Diversity, equity and inclusion (DE&I) could be the ticket to thriving in 2023 despite an exceedingly volatile economy, DE&I experts say. Companies that invest in DE&I and cater to the evolving needs of their workforce could increase their chances of success this year. Here are some DE&I thought leaders' prognostications for the coming months.
Continued Layoffs Will Disproportionately Impact Women, Minorities
Shelley Zalis, founder and CEO of equality services company The Female Quotient in Los Angeles, predicted that layoffs will continue as the economy remains unsettled in 2023. However, some groups could lose their jobs at higher rates than others.
"Women and minorities may be disproportionately affected as cuts are made," Zalis said.
Layoffs, particularly in the tech industry, have deteriorated DE&I efforts, with many employees of color losing their jobs. In March 2020, when the pandemic caused nationwide lockdowns, Black, Asian American and Latino workers lost their jobs at higher rates than white employees.
Zalis believes that gender and racial bias could be a factor in job security.
"While bias in the workplace is part of a greater systemic issue, identifying the source of such bias in your organization is key to creating lasting change," she said.
Flexibility Will Be the 'Name of the Game'
Zalis explained that companies will need to be more flexible in 2023.
She said that the flexible, hybrid model of mixing in-person and remote work could be beneficial for both companies and workers. Working from home can increase hours worked, which may be good for productivity but could also increase feelings of burnout.

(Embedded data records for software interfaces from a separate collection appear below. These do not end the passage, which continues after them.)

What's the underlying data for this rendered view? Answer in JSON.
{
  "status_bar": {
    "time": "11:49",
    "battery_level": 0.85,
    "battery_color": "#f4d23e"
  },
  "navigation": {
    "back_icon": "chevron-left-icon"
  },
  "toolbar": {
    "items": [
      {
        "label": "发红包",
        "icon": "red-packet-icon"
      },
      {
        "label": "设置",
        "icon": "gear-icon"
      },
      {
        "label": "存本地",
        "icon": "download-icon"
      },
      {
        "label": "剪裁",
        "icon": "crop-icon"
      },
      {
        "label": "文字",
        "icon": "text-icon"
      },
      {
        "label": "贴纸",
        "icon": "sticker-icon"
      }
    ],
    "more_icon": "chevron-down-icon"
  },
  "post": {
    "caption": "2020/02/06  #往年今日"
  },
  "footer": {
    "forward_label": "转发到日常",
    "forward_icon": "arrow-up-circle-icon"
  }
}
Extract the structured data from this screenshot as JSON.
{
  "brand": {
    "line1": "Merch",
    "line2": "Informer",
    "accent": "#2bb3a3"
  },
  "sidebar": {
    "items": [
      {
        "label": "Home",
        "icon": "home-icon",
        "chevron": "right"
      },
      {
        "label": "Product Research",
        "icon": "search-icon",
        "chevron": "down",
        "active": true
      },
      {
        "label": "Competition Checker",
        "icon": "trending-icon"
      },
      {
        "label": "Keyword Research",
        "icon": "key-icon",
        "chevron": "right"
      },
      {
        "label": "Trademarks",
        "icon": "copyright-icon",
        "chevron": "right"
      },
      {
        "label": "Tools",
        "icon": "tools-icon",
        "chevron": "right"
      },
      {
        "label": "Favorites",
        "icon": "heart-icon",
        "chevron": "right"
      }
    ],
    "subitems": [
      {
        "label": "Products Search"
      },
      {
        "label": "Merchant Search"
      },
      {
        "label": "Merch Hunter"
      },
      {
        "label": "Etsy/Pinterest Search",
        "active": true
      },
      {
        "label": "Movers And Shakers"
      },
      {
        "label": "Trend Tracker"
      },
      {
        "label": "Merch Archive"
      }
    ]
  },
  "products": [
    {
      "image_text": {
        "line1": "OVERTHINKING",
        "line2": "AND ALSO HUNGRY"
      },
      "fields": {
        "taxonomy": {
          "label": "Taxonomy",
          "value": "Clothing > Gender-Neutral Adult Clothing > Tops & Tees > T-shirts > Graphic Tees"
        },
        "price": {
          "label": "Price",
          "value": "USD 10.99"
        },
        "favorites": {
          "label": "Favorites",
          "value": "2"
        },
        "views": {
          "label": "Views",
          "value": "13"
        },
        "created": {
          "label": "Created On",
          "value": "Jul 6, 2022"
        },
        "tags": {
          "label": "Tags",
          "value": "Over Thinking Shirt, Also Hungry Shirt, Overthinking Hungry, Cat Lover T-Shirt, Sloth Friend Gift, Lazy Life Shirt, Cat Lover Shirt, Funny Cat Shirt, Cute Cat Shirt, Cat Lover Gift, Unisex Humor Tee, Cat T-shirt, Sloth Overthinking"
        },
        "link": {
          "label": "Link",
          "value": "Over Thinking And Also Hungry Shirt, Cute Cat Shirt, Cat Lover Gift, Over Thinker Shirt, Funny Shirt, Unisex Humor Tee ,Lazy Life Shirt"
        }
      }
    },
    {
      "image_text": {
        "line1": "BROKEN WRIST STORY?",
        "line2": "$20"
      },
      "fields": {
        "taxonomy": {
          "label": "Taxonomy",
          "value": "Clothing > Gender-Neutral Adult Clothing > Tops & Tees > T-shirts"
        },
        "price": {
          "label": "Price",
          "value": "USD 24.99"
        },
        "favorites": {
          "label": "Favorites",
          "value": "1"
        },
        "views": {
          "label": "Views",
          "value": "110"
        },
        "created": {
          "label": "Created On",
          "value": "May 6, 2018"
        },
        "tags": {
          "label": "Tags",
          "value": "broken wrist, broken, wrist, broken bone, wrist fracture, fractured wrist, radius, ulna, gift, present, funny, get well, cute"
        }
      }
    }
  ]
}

Allowing employees to spend some time in the office could help regulate that overwork.
However, removing the remote work option entirely can be detrimental for many underrepresented groups, particularly workers with disabilities.
"Mark my words: Flexibility is the name of the game in 2023," Zalis said.
Josh Saterman, CEO and co-founder of consultation company Saterman Connect in New York City, foresees more employers implementing in-office mandates despite many workers becoming accustomed to having remote options. Taking that flexibility away could create tension.
"Think about what your employees need to balance, who needs to be remote, hybrid or in-office," he said. "Stipends for use to support gym membership, healthy eating or foods, commutes, and at-home office supplies are ways organizations can provide value-added benefits. Whatever their decision, this empowerment speaks to inclusion and meeting employees' needs."
Working Parents Will Be Heard
Sheri Atwood is the founder and CEO of SupportPay, a co-parenting solution service that helps clients manage child support payments, expenses, custody and communication. She predicts that employers will expand their benefits packages to better support single, divorced or recently separated parents.
"Organizations are now beginning to recognize the huge gap in benefits for this group of employees," Atwood said. "They are realizing that they need to provide holistic benefits that meet the needs of different family structures. As a result, companies will be providing more comprehensive benefits packages that support single, divorced or separated working parents to ensure their unique needs are met. "
She explained that this group of workers often oversee caregiving responsibilities of children and older family members, which can lead to financial pressures such as managing health care, living expenses and educational costs.
Adding paid family leave, paid adoption leave and fertility treatment coverage to benefits packages can help these workers.
"To help ease some of this burden, I foresee more employers offering specific benefits for single-parent employees that go beyond the typical health benefits," she said.
Companies Will Improve DE&I Reporting Practices
In 2023, many employers will focus on cultivating current talent and empowering employees from all backgrounds, according to Kate Parente, chief people officer for software company Pega in Boston.
"With an inward focus on developing talent with limited resources to work with, we'll likely see even more of an emphasis on DE&I in the workplace that goes beyond compliance and short-term fixes and instead focuses on belonging initiatives that drive meaningful behavioral change and address barriers to an inclusive, equitable culture and experience."
Yrthya Dinzey-Flores, vice president of DE&I and social impact and sustainability for the software company Justworks in New York City, expects workers to pay attention to whether companies are virtue signaling or making real change related to DE&I.
"The metrics companies use and benchmarks by which they measure their progress need serious consideration [for change]," she added. "As interest in results increases, I expect companies committed to their DE&I efforts to rise to the challenge of improving their reporting practices."
Research shows that diversity plays a key role in innovation, creativity and a positive bottom line while also inspiring more effective solutions to complex problems. For every diverse voice included, the solutions will be that much more impactful, Zalis said.
"Bottom line: We must create work environments that support everyone—especially minorities, women, mothers and caregivers," she added. "Only then will businesses successfully retain the talent they previously struggled to keep."